But in those days, success was measured in just making the playoffs, and in that, the Cavaliers were having a nice run.
Just like they did for five years under LeBron James. And with the season ending the same way...with a loss on the road.
# Two -- 1988-89, Began season 7-3
Yet another time the Cavaliers launched their campaign with a 7-3 mark, but for the Cavs vintage-1988-89, that is the pace that was maintained throughout the season.
By mid-season Cleveland was 32-9, and winning 60 games seemed very doable. The team cooled off a little in the second half, but not by much, and finished tied for what was then the best record in franchise history at 57-25, second in the Central Division behind Detroit, with the Big Five of Brad Daugherty, Mark Price, Ron Harper, Larry Nance and Hot Rod Williams leading the way on a squad which included Craig Ehlo and was coached by Lenny Wilkens.
But what will be remembered from that season was "The Shot" - Michael Jordan's killing jumper over Ehlo in the fifth and final game of the first round of the playoffs, just seconds after Ehlo had given the Cavs the lead at the other end.
Heartbreak, yes. A successful season without LeBron James? Yes.
A season to hold onto when we get to thinking that we will never be winners anymore.
and finally, # One -- 1976-77, Began season 9-1
This was the team that was going to go all the way. A season after the "Miracle of Richfield", a healthy Cavs team blitzed its way to eight straight wins to open the season, and opening with the best mark of any year in Cavs' history. Yes, even better than any of LeBron's teams.

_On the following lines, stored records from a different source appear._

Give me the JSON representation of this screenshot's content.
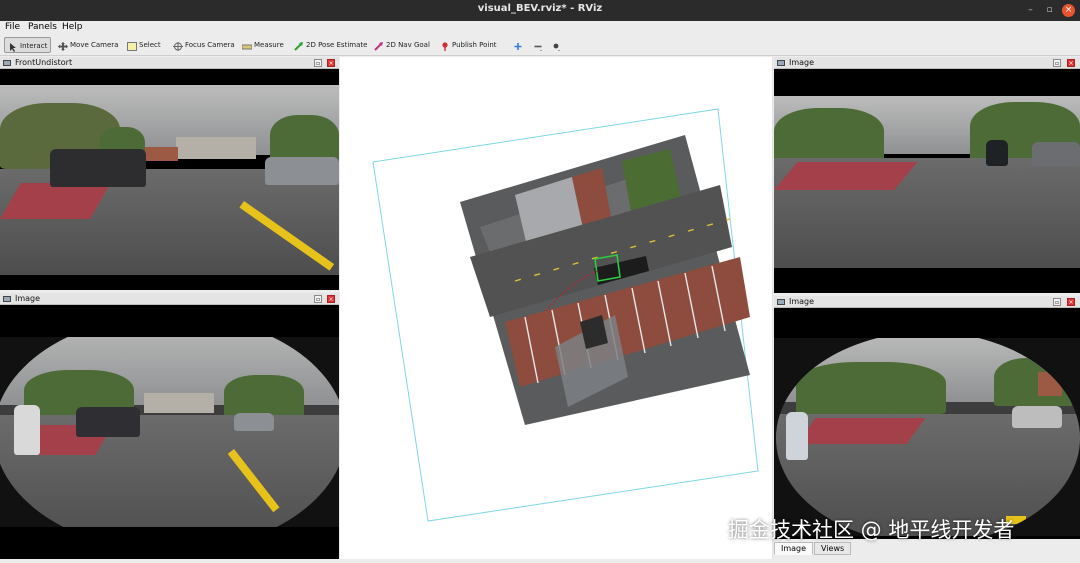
{
  "window": {
    "title": "visual_BEV.rviz* - RViz",
    "min": "–",
    "max": "▫",
    "close": "×"
  },
  "menu": {
    "file": "File",
    "panels": "Panels",
    "help": "Help"
  },
  "toolbar": {
    "interact": "Interact",
    "move_camera": "Move Camera",
    "select": "Select",
    "focus_camera": "Focus Camera",
    "measure": "Measure",
    "pose_estimate": "2D Pose Estimate",
    "nav_goal": "2D Nav Goal",
    "publish_point": "Publish Point"
  },
  "panels": {
    "front": {
      "title": "FrontUndistort"
    },
    "left_bottom": {
      "title": "Image"
    },
    "right_top": {
      "title": "Image"
    },
    "right_bottom": {
      "title": "Image"
    }
  },
  "tabs": {
    "image": "Image",
    "views": "Views"
  },
  "watermark": "掘金技术社区 @ 地平线开发者",
  "colors": {
    "titlebar": "#2b2b2b",
    "close": "#e8542e",
    "bev_frame": "#7fd6e6",
    "lane_red": "#a3404a",
    "lane_yellow": "#e6c21b"
  }
}
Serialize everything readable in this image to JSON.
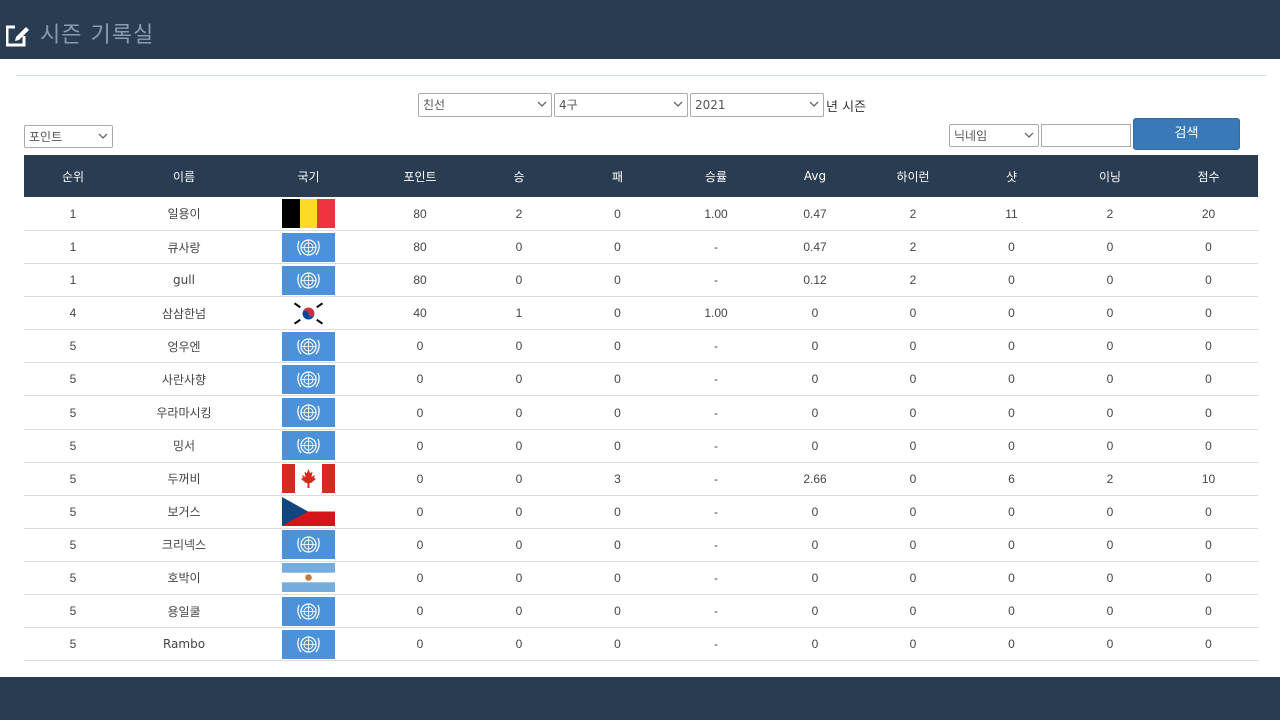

Injuries began taking a toll but still Cleveland stood at 16-4 before they put a dent into the record. A five-game slide immediately thereafter began a gradual erosion of the record until, when the season ended, the Cavaliers stood at 43-39, their second straight winning season but a disappointment in a year when it looked like something as special as The Miracle might be in the works.
Even so, Bill Fitch's team, led by high scorers Campy Russell, Austin Carr and Bingo Smith, earned a spot in the playoffs as the six seed, and a rematch against their victims in the Miracle season of '75-'76 -- the Washington Bullets.
This time, instead of a best-of-seven, as in the previous year, Cleveland and Washington faced off in a best-of-three, and, after splitting the first two games, the Bullets ended the series in Game 3 with a 104-98 win in Washington, sending the Cavaliers home to ask themselves "What if..." they had not been hit by the injury bug.
And there we have it. Five seasons, three playoff appearances, zero championships. Rather resembling seven seasons, five playoff appearances, zero championships.
Wouldn't you agree?
Yes, this season is likely to be painful to watch at times, hurtful at others, and resentful whenever Cleveland feels the Heat.
But this too shall pass. As the Cavaliers succeeded often before LeBron James -- surely the day will come when they will succeed again.